# What to work on:
Word for word, reproduce the listing that follows, excluding any pictures it contains.

(Task input begins)

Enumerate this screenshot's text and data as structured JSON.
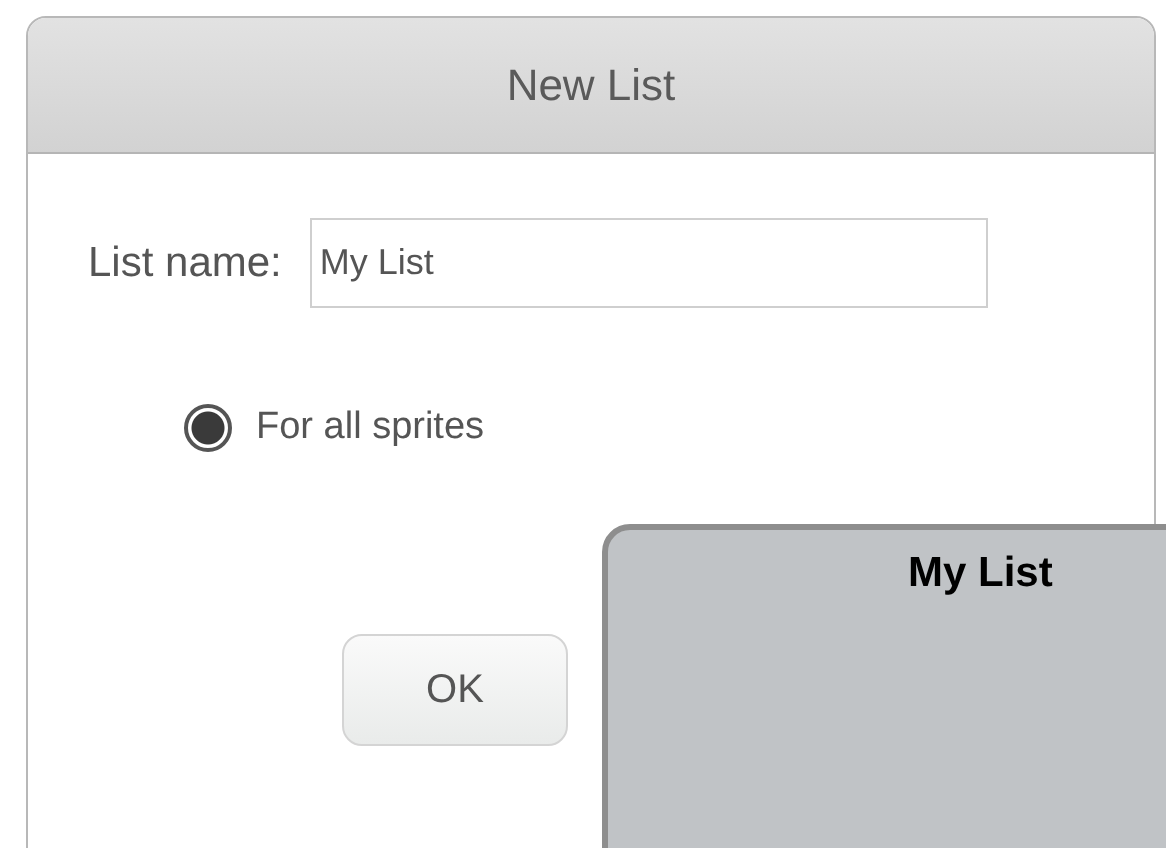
{
  "dialog": {
    "title": "New List",
    "name_label": "List name:",
    "name_value": "My List",
    "options": [
      {
        "label": "For all sprites",
        "selected": true
      }
    ],
    "buttons": [
      "OK"
    ]
  },
  "list_monitor": {
    "title": "My List"
  }
}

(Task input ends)

# Exercise result:
Enumerate this screenshot's text and data as structured JSON.
{
  "dialog": {
    "title": "New List",
    "name_label": "List name:",
    "name_value": "My List",
    "options": [
      {
        "label": "For all sprites",
        "selected": true
      }
    ],
    "buttons": [
      "OK"
    ]
  },
  "list_monitor": {
    "title": "My List"
  }
}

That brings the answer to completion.